• Data for analysis:

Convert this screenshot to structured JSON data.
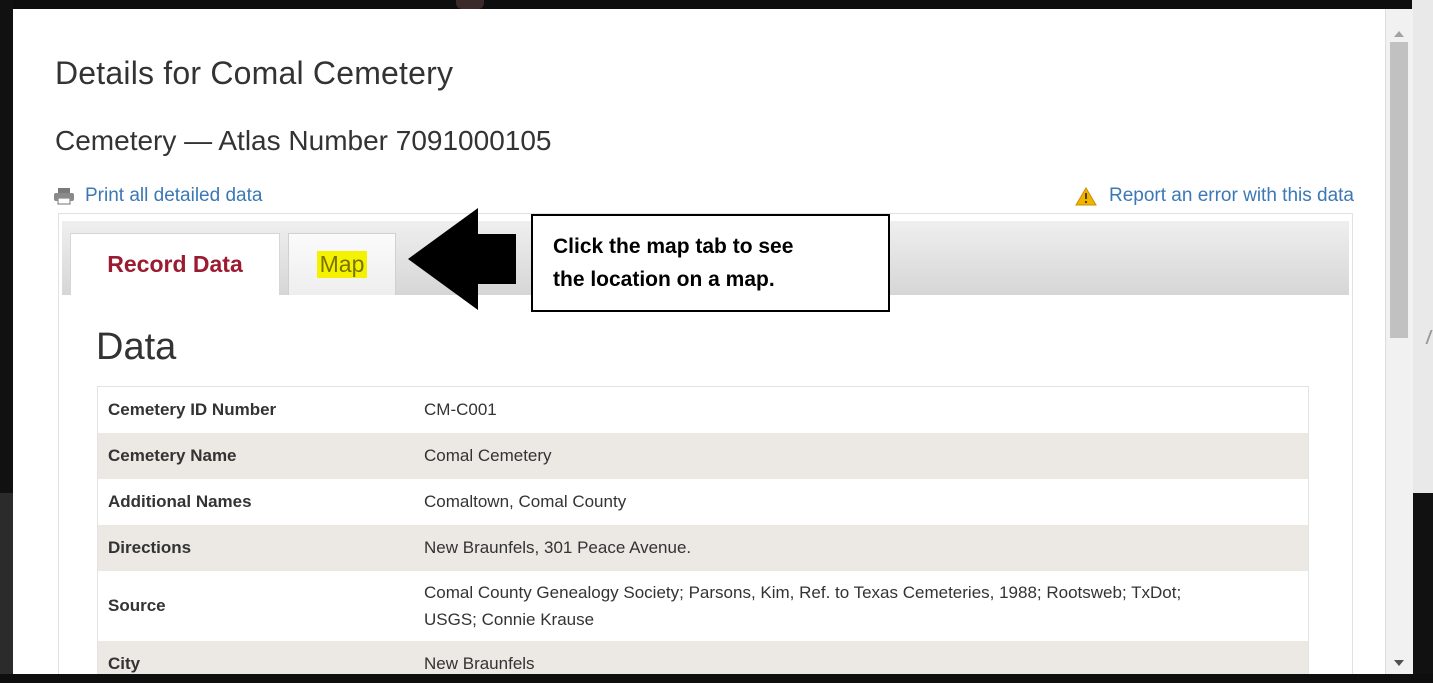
{
  "dialog": {
    "title": "Details for Comal Cemetery",
    "subtitle": "Cemetery — Atlas Number 7091000105"
  },
  "actions": {
    "print_label": "Print all detailed data",
    "report_label": "Report an error with this data"
  },
  "tabs": [
    {
      "label": "Record Data",
      "active": true
    },
    {
      "label": "Map",
      "active": false,
      "highlight_color": "#f4f200"
    }
  ],
  "callout": {
    "line1": "Click the map tab to see",
    "line2": "the location on a map."
  },
  "section": {
    "heading": "Data"
  },
  "rows": [
    {
      "label": "Cemetery ID Number",
      "value": "CM-C001"
    },
    {
      "label": "Cemetery Name",
      "value": "Comal Cemetery"
    },
    {
      "label": "Additional Names",
      "value": "Comaltown, Comal County"
    },
    {
      "label": "Directions",
      "value": "New Braunfels, 301 Peace Avenue."
    },
    {
      "label": "Source",
      "value_line1": "Comal County Genealogy Society; Parsons, Kim, Ref. to Texas Cemeteries, 1988; Rootsweb; TxDot;",
      "value_line2": "USGS; Connie Krause"
    },
    {
      "label": "City",
      "value": "New Braunfels"
    }
  ],
  "colors": {
    "link": "#3b78b5",
    "active_tab_text": "#9b1b30",
    "row_stripe": "#ece8e4",
    "warning": "#f0b400"
  },
  "icons": {
    "print": "printer-icon",
    "report": "warning-triangle-icon",
    "callout_arrow": "left-arrow-icon"
  }
}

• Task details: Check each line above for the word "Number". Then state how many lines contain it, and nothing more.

• Solution below: 2